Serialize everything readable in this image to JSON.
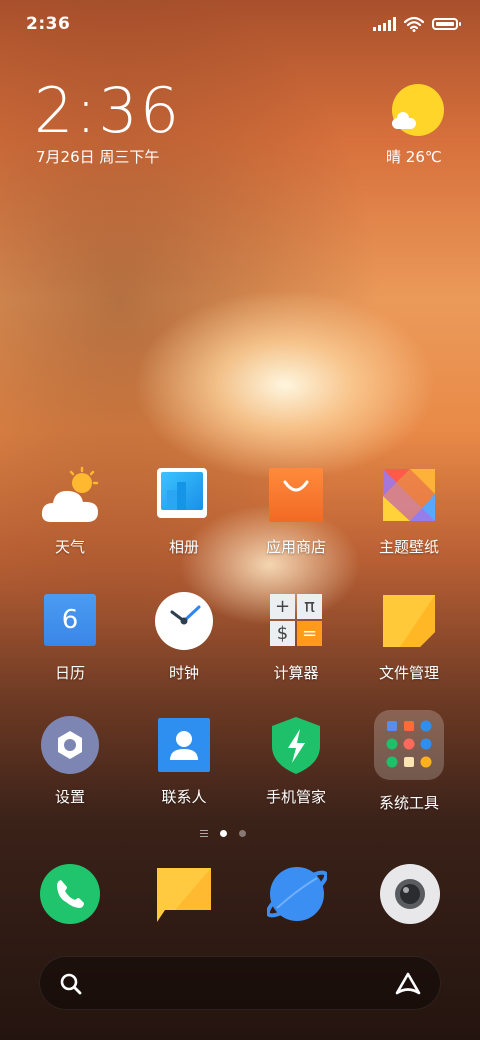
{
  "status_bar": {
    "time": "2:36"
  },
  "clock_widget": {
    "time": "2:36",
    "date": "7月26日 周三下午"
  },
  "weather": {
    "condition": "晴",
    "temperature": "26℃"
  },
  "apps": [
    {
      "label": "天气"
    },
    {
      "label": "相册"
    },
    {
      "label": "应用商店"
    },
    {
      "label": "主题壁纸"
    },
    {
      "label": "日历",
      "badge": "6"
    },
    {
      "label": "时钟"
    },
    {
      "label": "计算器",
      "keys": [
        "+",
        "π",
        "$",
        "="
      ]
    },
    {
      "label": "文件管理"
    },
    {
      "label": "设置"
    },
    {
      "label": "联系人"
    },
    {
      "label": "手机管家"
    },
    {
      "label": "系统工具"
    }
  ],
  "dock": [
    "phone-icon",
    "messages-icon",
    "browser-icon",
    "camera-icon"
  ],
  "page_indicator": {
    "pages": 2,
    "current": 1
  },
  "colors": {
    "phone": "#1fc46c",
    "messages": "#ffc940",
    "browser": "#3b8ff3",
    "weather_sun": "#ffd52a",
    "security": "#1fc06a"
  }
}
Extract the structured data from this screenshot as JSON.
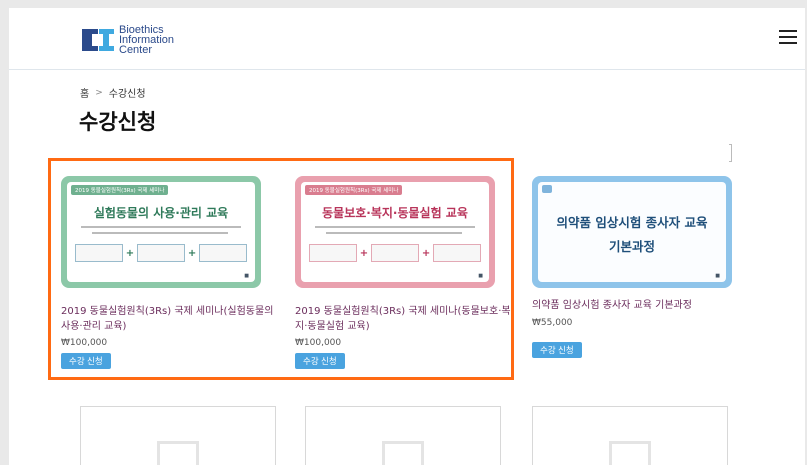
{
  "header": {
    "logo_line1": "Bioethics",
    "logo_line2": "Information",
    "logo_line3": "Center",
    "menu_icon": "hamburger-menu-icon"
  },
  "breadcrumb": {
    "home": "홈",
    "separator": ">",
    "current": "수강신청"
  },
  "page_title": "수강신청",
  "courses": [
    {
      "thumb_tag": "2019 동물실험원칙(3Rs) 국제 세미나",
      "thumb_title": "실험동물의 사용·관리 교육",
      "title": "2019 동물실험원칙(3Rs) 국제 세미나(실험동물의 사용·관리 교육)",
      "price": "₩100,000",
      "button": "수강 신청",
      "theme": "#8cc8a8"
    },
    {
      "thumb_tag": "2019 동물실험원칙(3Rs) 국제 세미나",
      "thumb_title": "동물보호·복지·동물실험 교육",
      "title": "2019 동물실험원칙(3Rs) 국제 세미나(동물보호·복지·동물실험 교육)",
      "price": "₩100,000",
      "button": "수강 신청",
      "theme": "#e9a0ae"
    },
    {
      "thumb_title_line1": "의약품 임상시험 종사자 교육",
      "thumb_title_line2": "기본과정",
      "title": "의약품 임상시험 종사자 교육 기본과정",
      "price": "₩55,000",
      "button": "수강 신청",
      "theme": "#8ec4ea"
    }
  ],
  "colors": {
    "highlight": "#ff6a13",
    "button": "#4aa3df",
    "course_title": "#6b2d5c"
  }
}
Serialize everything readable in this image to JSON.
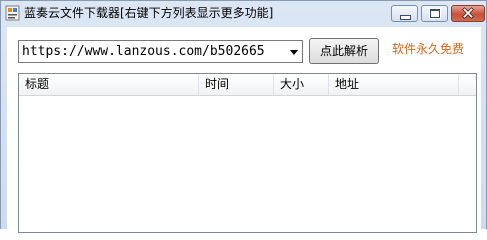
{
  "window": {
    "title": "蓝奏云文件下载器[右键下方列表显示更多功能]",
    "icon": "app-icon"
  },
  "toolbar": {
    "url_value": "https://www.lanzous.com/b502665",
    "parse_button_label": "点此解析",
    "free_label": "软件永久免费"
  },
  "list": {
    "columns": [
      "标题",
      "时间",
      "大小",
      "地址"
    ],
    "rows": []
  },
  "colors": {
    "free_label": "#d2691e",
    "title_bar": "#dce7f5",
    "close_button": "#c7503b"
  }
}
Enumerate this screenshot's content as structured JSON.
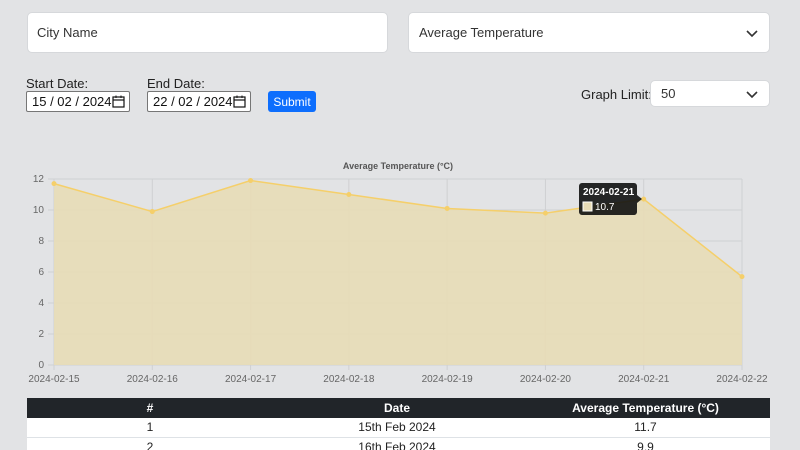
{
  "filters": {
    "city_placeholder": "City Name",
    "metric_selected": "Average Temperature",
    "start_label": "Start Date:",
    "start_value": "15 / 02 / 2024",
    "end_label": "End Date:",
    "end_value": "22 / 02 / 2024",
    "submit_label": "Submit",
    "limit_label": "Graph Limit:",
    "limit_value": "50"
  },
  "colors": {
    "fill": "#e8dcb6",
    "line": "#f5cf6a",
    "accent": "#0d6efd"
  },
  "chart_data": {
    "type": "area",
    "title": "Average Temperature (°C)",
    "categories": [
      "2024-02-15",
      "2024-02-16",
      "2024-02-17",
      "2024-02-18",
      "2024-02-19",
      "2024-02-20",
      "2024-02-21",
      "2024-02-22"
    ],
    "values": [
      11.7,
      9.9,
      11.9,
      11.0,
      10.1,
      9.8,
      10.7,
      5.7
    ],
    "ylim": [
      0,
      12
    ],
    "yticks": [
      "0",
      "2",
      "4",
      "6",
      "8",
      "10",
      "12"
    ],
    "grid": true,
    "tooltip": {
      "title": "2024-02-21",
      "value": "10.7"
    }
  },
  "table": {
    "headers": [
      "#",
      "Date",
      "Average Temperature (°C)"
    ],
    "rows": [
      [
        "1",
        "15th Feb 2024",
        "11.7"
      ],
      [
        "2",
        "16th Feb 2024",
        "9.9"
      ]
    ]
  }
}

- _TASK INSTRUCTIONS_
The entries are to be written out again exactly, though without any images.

- _TASK SOLUTION_
Serialize everything readable in this image to JSON.
{
  "status_bar": {
    "time": "2:36"
  },
  "clock_widget": {
    "time": "2:36",
    "date": "7月26日 周三下午"
  },
  "weather": {
    "condition": "晴",
    "temperature": "26℃"
  },
  "apps": [
    {
      "label": "天气"
    },
    {
      "label": "相册"
    },
    {
      "label": "应用商店"
    },
    {
      "label": "主题壁纸"
    },
    {
      "label": "日历",
      "badge": "6"
    },
    {
      "label": "时钟"
    },
    {
      "label": "计算器",
      "keys": [
        "+",
        "π",
        "$",
        "="
      ]
    },
    {
      "label": "文件管理"
    },
    {
      "label": "设置"
    },
    {
      "label": "联系人"
    },
    {
      "label": "手机管家"
    },
    {
      "label": "系统工具"
    }
  ],
  "dock": [
    "phone-icon",
    "messages-icon",
    "browser-icon",
    "camera-icon"
  ],
  "page_indicator": {
    "pages": 2,
    "current": 1
  },
  "colors": {
    "phone": "#1fc46c",
    "messages": "#ffc940",
    "browser": "#3b8ff3",
    "weather_sun": "#ffd52a",
    "security": "#1fc06a"
  }
}
Extract the structured data from this screenshot as JSON.
{
  "header": {
    "logo_line1": "Bioethics",
    "logo_line2": "Information",
    "logo_line3": "Center",
    "menu_icon": "hamburger-menu-icon"
  },
  "breadcrumb": {
    "home": "홈",
    "separator": ">",
    "current": "수강신청"
  },
  "page_title": "수강신청",
  "courses": [
    {
      "thumb_tag": "2019 동물실험원칙(3Rs) 국제 세미나",
      "thumb_title": "실험동물의 사용·관리 교육",
      "title": "2019 동물실험원칙(3Rs) 국제 세미나(실험동물의 사용·관리 교육)",
      "price": "₩100,000",
      "button": "수강 신청",
      "theme": "#8cc8a8"
    },
    {
      "thumb_tag": "2019 동물실험원칙(3Rs) 국제 세미나",
      "thumb_title": "동물보호·복지·동물실험 교육",
      "title": "2019 동물실험원칙(3Rs) 국제 세미나(동물보호·복지·동물실험 교육)",
      "price": "₩100,000",
      "button": "수강 신청",
      "theme": "#e9a0ae"
    },
    {
      "thumb_title_line1": "의약품 임상시험 종사자 교육",
      "thumb_title_line2": "기본과정",
      "title": "의약품 임상시험 종사자 교육 기본과정",
      "price": "₩55,000",
      "button": "수강 신청",
      "theme": "#8ec4ea"
    }
  ],
  "colors": {
    "highlight": "#ff6a13",
    "button": "#4aa3df",
    "course_title": "#6b2d5c"
  }
}
Serialize everything readable in this image to JSON.
{
  "window": {
    "title": "蓝奏云文件下载器[右键下方列表显示更多功能]",
    "icon": "app-icon"
  },
  "toolbar": {
    "url_value": "https://www.lanzous.com/b502665",
    "parse_button_label": "点此解析",
    "free_label": "软件永久免费"
  },
  "list": {
    "columns": [
      "标题",
      "时间",
      "大小",
      "地址"
    ],
    "rows": []
  },
  "colors": {
    "free_label": "#d2691e",
    "title_bar": "#dce7f5",
    "close_button": "#c7503b"
  }
}
Enumerate this screenshot's content as structured JSON.
{
  "filters": {
    "city_placeholder": "City Name",
    "metric_selected": "Average Temperature",
    "start_label": "Start Date:",
    "start_value": "15 / 02 / 2024",
    "end_label": "End Date:",
    "end_value": "22 / 02 / 2024",
    "submit_label": "Submit",
    "limit_label": "Graph Limit:",
    "limit_value": "50"
  },
  "colors": {
    "fill": "#e8dcb6",
    "line": "#f5cf6a",
    "accent": "#0d6efd"
  },
  "chart_data": {
    "type": "area",
    "title": "Average Temperature (°C)",
    "categories": [
      "2024-02-15",
      "2024-02-16",
      "2024-02-17",
      "2024-02-18",
      "2024-02-19",
      "2024-02-20",
      "2024-02-21",
      "2024-02-22"
    ],
    "values": [
      11.7,
      9.9,
      11.9,
      11.0,
      10.1,
      9.8,
      10.7,
      5.7
    ],
    "ylim": [
      0,
      12
    ],
    "yticks": [
      "0",
      "2",
      "4",
      "6",
      "8",
      "10",
      "12"
    ],
    "grid": true,
    "tooltip": {
      "title": "2024-02-21",
      "value": "10.7"
    }
  },
  "table": {
    "headers": [
      "#",
      "Date",
      "Average Temperature (°C)"
    ],
    "rows": [
      [
        "1",
        "15th Feb 2024",
        "11.7"
      ],
      [
        "2",
        "16th Feb 2024",
        "9.9"
      ]
    ]
  }
}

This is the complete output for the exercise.